Requirement: Repeat the entries exactly as they appear.

Records from a collection
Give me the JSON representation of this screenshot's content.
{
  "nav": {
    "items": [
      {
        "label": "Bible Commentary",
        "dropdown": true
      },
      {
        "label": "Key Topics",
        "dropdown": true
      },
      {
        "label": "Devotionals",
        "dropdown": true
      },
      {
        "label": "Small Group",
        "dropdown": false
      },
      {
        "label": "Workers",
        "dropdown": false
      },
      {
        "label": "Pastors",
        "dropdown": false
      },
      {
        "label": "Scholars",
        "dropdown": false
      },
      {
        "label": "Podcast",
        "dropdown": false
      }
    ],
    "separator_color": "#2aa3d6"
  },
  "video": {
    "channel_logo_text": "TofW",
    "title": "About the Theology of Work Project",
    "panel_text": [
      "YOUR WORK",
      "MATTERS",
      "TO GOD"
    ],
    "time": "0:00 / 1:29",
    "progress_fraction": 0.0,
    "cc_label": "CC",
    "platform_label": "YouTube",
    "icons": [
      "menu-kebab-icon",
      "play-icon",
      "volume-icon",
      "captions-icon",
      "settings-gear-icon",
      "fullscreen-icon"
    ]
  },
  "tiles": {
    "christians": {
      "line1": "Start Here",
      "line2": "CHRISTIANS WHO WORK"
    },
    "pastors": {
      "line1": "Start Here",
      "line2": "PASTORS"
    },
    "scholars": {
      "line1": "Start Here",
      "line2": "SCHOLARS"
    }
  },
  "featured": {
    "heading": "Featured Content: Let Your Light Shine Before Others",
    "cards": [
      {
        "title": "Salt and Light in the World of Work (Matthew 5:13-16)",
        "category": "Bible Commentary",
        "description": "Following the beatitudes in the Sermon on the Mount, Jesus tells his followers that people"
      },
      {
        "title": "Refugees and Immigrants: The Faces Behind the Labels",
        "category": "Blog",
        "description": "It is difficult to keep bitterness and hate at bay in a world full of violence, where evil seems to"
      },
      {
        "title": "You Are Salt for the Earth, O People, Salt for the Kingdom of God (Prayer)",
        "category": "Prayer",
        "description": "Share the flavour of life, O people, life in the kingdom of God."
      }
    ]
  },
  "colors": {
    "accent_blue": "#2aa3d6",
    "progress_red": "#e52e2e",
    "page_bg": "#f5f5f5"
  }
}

Your solution:
Give me the JSON representation of this screenshot's content.
{
  "nav": {
    "items": [
      {
        "label": "Bible Commentary",
        "dropdown": true
      },
      {
        "label": "Key Topics",
        "dropdown": true
      },
      {
        "label": "Devotionals",
        "dropdown": true
      },
      {
        "label": "Small Group",
        "dropdown": false
      },
      {
        "label": "Workers",
        "dropdown": false
      },
      {
        "label": "Pastors",
        "dropdown": false
      },
      {
        "label": "Scholars",
        "dropdown": false
      },
      {
        "label": "Podcast",
        "dropdown": false
      }
    ],
    "separator_color": "#2aa3d6"
  },
  "video": {
    "channel_logo_text": "TofW",
    "title": "About the Theology of Work Project",
    "panel_text": [
      "YOUR WORK",
      "MATTERS",
      "TO GOD"
    ],
    "time": "0:00 / 1:29",
    "progress_fraction": 0.0,
    "cc_label": "CC",
    "platform_label": "YouTube",
    "icons": [
      "menu-kebab-icon",
      "play-icon",
      "volume-icon",
      "captions-icon",
      "settings-gear-icon",
      "fullscreen-icon"
    ]
  },
  "tiles": {
    "christians": {
      "line1": "Start Here",
      "line2": "CHRISTIANS WHO WORK"
    },
    "pastors": {
      "line1": "Start Here",
      "line2": "PASTORS"
    },
    "scholars": {
      "line1": "Start Here",
      "line2": "SCHOLARS"
    }
  },
  "featured": {
    "heading": "Featured Content: Let Your Light Shine Before Others",
    "cards": [
      {
        "title": "Salt and Light in the World of Work (Matthew 5:13-16)",
        "category": "Bible Commentary",
        "description": "Following the beatitudes in the Sermon on the Mount, Jesus tells his followers that people"
      },
      {
        "title": "Refugees and Immigrants: The Faces Behind the Labels",
        "category": "Blog",
        "description": "It is difficult to keep bitterness and hate at bay in a world full of violence, where evil seems to"
      },
      {
        "title": "You Are Salt for the Earth, O People, Salt for the Kingdom of God (Prayer)",
        "category": "Prayer",
        "description": "Share the flavour of life, O people, life in the kingdom of God."
      }
    ]
  },
  "colors": {
    "accent_blue": "#2aa3d6",
    "progress_red": "#e52e2e",
    "page_bg": "#f5f5f5"
  }
}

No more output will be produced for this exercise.